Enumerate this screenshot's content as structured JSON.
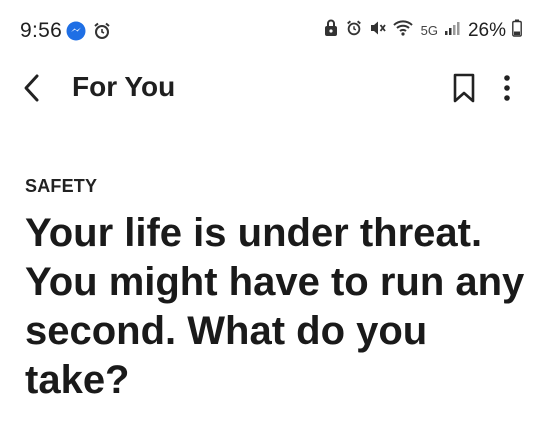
{
  "status_bar": {
    "time": "9:56",
    "network": "5G",
    "battery": "26%",
    "left_icons": [
      "messenger-icon",
      "alarm-icon"
    ],
    "right_icons": [
      "lock-app-icon",
      "alarm-icon",
      "mute-icon",
      "wifi-icon",
      "signal-icon",
      "battery-icon"
    ]
  },
  "app_bar": {
    "title": "For You"
  },
  "article": {
    "category": "SAFETY",
    "headline": "Your life is under threat. You might have to run any second. What do you take?"
  }
}
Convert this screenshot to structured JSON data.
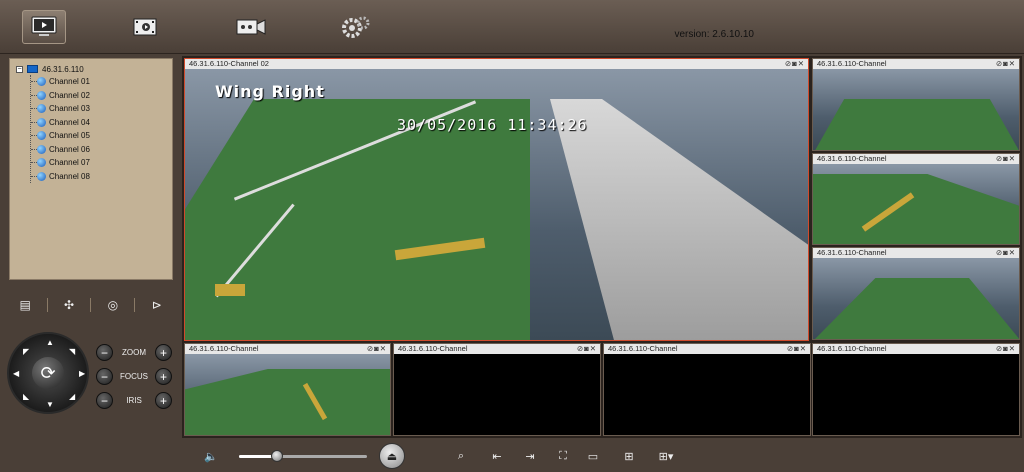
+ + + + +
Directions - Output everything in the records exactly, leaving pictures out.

Response -
Enumerate this screenshot's content as structured JSON.
{
  "status_bar": {
    "time": "9:56",
    "network": "5G",
    "battery": "26%",
    "left_icons": [
      "messenger-icon",
      "alarm-icon"
    ],
    "right_icons": [
      "lock-app-icon",
      "alarm-icon",
      "mute-icon",
      "wifi-icon",
      "signal-icon",
      "battery-icon"
    ]
  },
  "app_bar": {
    "title": "For You"
  },
  "article": {
    "category": "SAFETY",
    "headline": "Your life is under threat. You might have to run any second. What do you take?"
  }
}
Convert this screenshot to structured JSON data.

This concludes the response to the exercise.